But I did a quick internet search to see and found the following:

And yet, when I searched through the City of Toronto website, I could find nothing saying that front yard vegetable gardening is disallowed. I did find this page Grow your own food that has a link to “A guide to growing food in the city” In the guide, it says:

Where?
Pretty much anywhere:
in the ground, up a wall,
in a container, on your
balcony, in a community
garden, on a roof….

-City of Toronto, A guide to growing food in the city (PDF)

Aha!!! After further searching, it appears they DID change the law! Good for them! Perhaps there’s hope for the Drummondvilled City council.

The city is now adopting an ordinance which will permit the use of “soft landscaping” – plants other than grass, including flowers, shrubs, and – (yes!) vegetables.

-Colleen Vanderlinden, TreeHugger, Toronto Changing Ordinance; Will Allow Front Yard Vegetable Gardens, July 2011

I tried to find anything at all about chickens or vegetables in the City of Toronto By-laws but made pretty much zero headway.

 

fig And speaking of OUR garden, I’m very pleased to report that our backyard cayenne pepper plant has several beautiful green peppers growing. All the red runner beans came up (no blossoms yet though…). And the lovage, bay tree, thyme, sage, oregano, nasturtium and basil are doing brilliantly. (Okay, the LEAVES of the nasturtium plants are doing brilliantly. So far, we have only seen two flowers.)
 
But the big news is that I suddenly got it in my head that we neeeeeded a fig tree. But where to get one? And I immediately gave up. But look what was at our vegetable store the other day!! (Ficus carica “Brown Turkey”) It already has little figs forming!
 
It was quite warm and sunny. We just got it home, thinking that it should be given a good watering. The heavens opened and we had the most brilliant rain storm. An absolute deluge, welcomed heartily by all.

This entry was posted in food & drink, whine on by .

* Thank you for visiting. Even though I may not get a chance to reply to you directly, I love seeing your comments and/or questions and read each and every one of them. Please note that your e-mail address will never be displayed by me. Also note that you do NOT have to sign in to Disqus to comment. Click in the "name" box and look for "I'd rather post as a guest" that appears at the bottom of the "Sign up with Disqus". After checking the box, you will be able to proceed with your comment.
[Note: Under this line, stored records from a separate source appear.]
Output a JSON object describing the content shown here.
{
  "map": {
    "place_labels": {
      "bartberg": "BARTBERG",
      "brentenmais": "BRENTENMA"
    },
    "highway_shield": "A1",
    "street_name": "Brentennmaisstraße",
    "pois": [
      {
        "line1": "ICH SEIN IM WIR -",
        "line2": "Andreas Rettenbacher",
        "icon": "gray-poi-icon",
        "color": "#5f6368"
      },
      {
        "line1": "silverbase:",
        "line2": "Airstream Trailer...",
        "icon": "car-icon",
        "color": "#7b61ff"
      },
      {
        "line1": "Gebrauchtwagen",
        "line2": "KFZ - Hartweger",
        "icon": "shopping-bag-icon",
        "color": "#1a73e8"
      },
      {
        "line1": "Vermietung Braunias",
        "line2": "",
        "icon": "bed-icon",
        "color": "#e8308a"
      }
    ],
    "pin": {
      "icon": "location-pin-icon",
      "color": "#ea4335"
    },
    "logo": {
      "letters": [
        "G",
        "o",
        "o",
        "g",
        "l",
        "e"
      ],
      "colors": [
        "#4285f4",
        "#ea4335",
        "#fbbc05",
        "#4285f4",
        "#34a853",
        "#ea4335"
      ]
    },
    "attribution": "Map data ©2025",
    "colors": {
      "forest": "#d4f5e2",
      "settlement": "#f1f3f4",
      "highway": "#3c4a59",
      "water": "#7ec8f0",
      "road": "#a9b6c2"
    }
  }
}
"Comment Moderation" is in use. It may take a little time before your comment appears. Comments containing unsolicited advertising will be deleted as spam (which means any subsequent comments will be automatically relegated to the spam section and unlikely to be retrieved). Disqus comment area  wp-image-2332

  • The legal system is only as good as the laws we make. Don’t get me started.